Prosecutor disputes WWE's assertion that son had mental retardation

ATLANTA -- A prosecutor investigating pro wrestler Chris Benoit, who killed his wife and son and committed suicide, is questioning World Wrestling Entertainment's early assertion that the boy had a form of mental retardation called Fragile X syndrome.

A spokesperson for WWE -- which shortly after the killings deflected speculation about steroids by saying the Benoits had argued over whether the wrestler should stay home more to take care of the 7-year-old son -- also backed away Tuesday from its
statements about the boy's diagnosis.

Fayette County prosecutor Scott Ballard said in a news release Tuesday that some of the boy's medical records have been reviewed and "they do not mention any pre-existing mental or physical impairment."

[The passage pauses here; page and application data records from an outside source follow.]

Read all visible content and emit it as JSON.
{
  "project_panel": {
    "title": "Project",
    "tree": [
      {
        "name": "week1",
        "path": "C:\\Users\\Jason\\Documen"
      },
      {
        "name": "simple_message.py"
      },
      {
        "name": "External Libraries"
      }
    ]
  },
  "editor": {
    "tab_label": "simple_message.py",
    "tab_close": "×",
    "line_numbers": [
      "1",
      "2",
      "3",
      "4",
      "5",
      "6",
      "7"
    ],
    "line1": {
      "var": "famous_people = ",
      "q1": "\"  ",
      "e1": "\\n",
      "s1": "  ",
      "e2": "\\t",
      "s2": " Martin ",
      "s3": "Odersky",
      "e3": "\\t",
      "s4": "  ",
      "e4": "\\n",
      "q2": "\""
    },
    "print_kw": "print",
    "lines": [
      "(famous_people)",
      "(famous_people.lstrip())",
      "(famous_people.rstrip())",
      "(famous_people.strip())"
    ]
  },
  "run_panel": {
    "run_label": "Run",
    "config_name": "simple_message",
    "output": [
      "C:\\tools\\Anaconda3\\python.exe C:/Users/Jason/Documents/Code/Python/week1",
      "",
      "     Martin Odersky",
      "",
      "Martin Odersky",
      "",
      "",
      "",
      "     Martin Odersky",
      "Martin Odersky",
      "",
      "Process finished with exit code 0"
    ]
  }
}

Fragile X syndrome, a disorder affecting the X chromosome, is the most common inherited cause of mental retardation and associated developmental disabilities. Family members deny Daniel had the condition, and the child's teachers also deny reports that
he was physically undersized, Ballard said.

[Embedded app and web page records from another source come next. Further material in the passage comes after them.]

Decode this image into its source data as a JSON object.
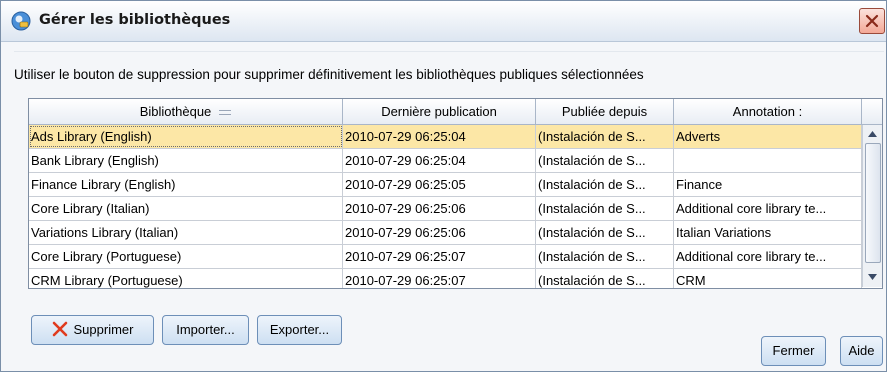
{
  "window": {
    "title": "Gérer les bibliothèques",
    "title_icon": "library-globe-icon",
    "close_icon": "close-x-icon",
    "accent_color": "#d9432b"
  },
  "instructions": "Utiliser le bouton de suppression pour supprimer définitivement les bibliothèques publiques sélectionnées",
  "table": {
    "columns": [
      "Bibliothèque",
      "Dernière publication",
      "Publiée depuis",
      "Annotation :"
    ],
    "sort_icon": "sort-indicator-icon",
    "rows": [
      {
        "name": "Ads Library (English)",
        "date": "2010-07-29 06:25:04",
        "source": "(Instalación de S...",
        "note": "Adverts",
        "selected": true
      },
      {
        "name": "Bank Library (English)",
        "date": "2010-07-29 06:25:04",
        "source": "(Instalación de S...",
        "note": ""
      },
      {
        "name": "Finance Library (English)",
        "date": "2010-07-29 06:25:05",
        "source": "(Instalación de S...",
        "note": "Finance"
      },
      {
        "name": "Core Library (Italian)",
        "date": "2010-07-29 06:25:06",
        "source": "(Instalación de S...",
        "note": "Additional core library te..."
      },
      {
        "name": "Variations Library (Italian)",
        "date": "2010-07-29 06:25:06",
        "source": "(Instalación de S...",
        "note": "Italian Variations"
      },
      {
        "name": "Core Library (Portuguese)",
        "date": "2010-07-29 06:25:07",
        "source": "(Instalación de S...",
        "note": "Additional core library te..."
      },
      {
        "name": "CRM Library (Portuguese)",
        "date": "2010-07-29 06:25:07",
        "source": "(Instalación de S...",
        "note": "CRM"
      }
    ],
    "selected_row_color": "#fce7a6"
  },
  "buttons": {
    "delete": "Supprimer",
    "delete_icon": "red-x-icon",
    "import": "Importer...",
    "export": "Exporter...",
    "close": "Fermer",
    "help": "Aide"
  }
}
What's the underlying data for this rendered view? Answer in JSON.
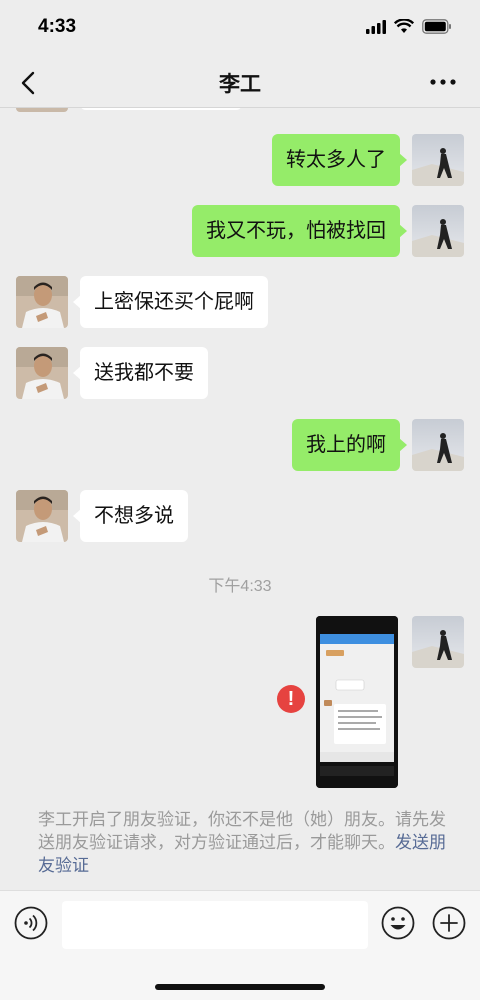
{
  "status_bar": {
    "time": "4:33"
  },
  "nav": {
    "title": "李工"
  },
  "messages": [
    {
      "from": "me",
      "text": "转太多人了"
    },
    {
      "from": "me",
      "text": "我又不玩，怕被找回"
    },
    {
      "from": "them",
      "text": "上密保还买个屁啊"
    },
    {
      "from": "them",
      "text": "送我都不要"
    },
    {
      "from": "me",
      "text": "我上的啊"
    },
    {
      "from": "them",
      "text": "不想多说"
    }
  ],
  "timestamp": "下午4:33",
  "image_message": {
    "status": "failed"
  },
  "system_notice": {
    "text": "李工开启了朋友验证，你还不是他（她）朋友。请先发送朋友验证请求，对方验证通过后，才能聊天。",
    "link": "发送朋友验证"
  },
  "icons": {
    "back": "chevron-left-icon",
    "more": "more-dots-icon",
    "voice": "voice-icon",
    "emoji": "emoji-icon",
    "plus": "plus-icon",
    "error": "error-icon"
  },
  "colors": {
    "my_bubble": "#95ec69",
    "their_bubble": "#ffffff",
    "link": "#576b95",
    "error": "#e64340"
  }
}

Two days after the bodies of Benoit, his wife, Nancy, and son, Daniel, were found last month, WWE attorney Jerry McDevitt said the child had Fragile X. The wrestling organization learned from the couple's friends and relatives that the Benoits argued over whether the wrestler should stay home more to take care of Daniel, he said.

At the same time, the WWE issued a news release saying steroids "were not and could not be related to the cause of death" and that the findings indicated "deliberation, not rage."

Some experts believe steroids can cause paranoia, depression and violent outbursts known as "roid rage." Toxicology tests on Benoit's body have not been completed.

WWE spokesman Gary Davis said Tuesday that McDevitt had first heard Fragile X syndrome linked to the boy in a Canadian news report.

McDevitt was "confident" that the information was accurate after speaking with other WWE employees who knew Benoit, Davis said. But none of those employees specifically mentioned Fragile X, he said.

"A lot of people got caught up in the idea that Daniel had Fragile X syndrome," Davis said from the company's headquarters in Stamford, Conn. "We were just as caught up as everyone else."

The WWE has no information to contradict Ballard's statement, Davis said.

"I think we have to go with what the district attorney has said as being the best, up-to-date information available right now," Davis said.

On Friday, Nancy Benoit's parents said through their attorney that they were unaware that their grandson had a rare medical condition called Fragile X Syndrome, an inherited form of mental retardation often accompanied by autism.

Atlanta-based lawyer Richard Decker, who represents Paul and Maureen Toffoloni, told ESPN.com's Elizabeth Merrill that the grandparents babysat often for Daniel and noticed no medical issues.

"To them, he's always been a normal, healthy, happy child with no signs of illness," Decker said. "And that's not from a distance. That's from day-to-day contact.

"There has been a lot of speculation and rumor in the media that is doing nothing to advance the investigation and doing everything to cause the Toffolonis intense pain."

The Toffolonis, Decker told Merrill, are "grieving and trying to keep a low profile." They have asked Decker to investigate a possible civil lawsuit, and he is waiting for the investigation to conclude.

"We're trying to stay out of their way right now," Decker said. "In the meantime, Maureen and Paul and Sandra [Nancy's sister] have asked me to ask members of the media and public to remember that this is an investigation of the death of their daughter and only grandchild. And even though Chris and Nancy led public lives, the family, specifically Daniel, did not lead a public life."

Ballard has said investigators found needle marks on Daniel Benoit's arms. He said he had been told the parents considered him undersized and had given him growth hormones. And though Benoit apparently had plenty of anabolic steroids at his disposal, a sports-medicine expert has said there is no medical reason to prescribe them to a 7-year-old.

Ballard did not return phone messages seeking additional comment Tuesday.

Attorney Joseph Saia, who represented Nancy Benoit in a 2003 divorce complaint against her husband, also said the child "looked and acted normal."

Holly McFague, a neighbor of the Benoits, said Nancy Benoit spoke with her about Daniel's medical problems in the year before she died.

"I know that there were some problems, problems and issues that she said the son had," said George Regan, the owner of a Boston public relations firm who is working as McFague's spokesman.

Regan could not say exactly what problems Nancy Benoit referred to.

Authorities have said Chris Benoit strangled his wife and son and placed Bibles next to their bodies before hanging himself on the cable of a weight machine.

Information from The Associated Press was used in this report.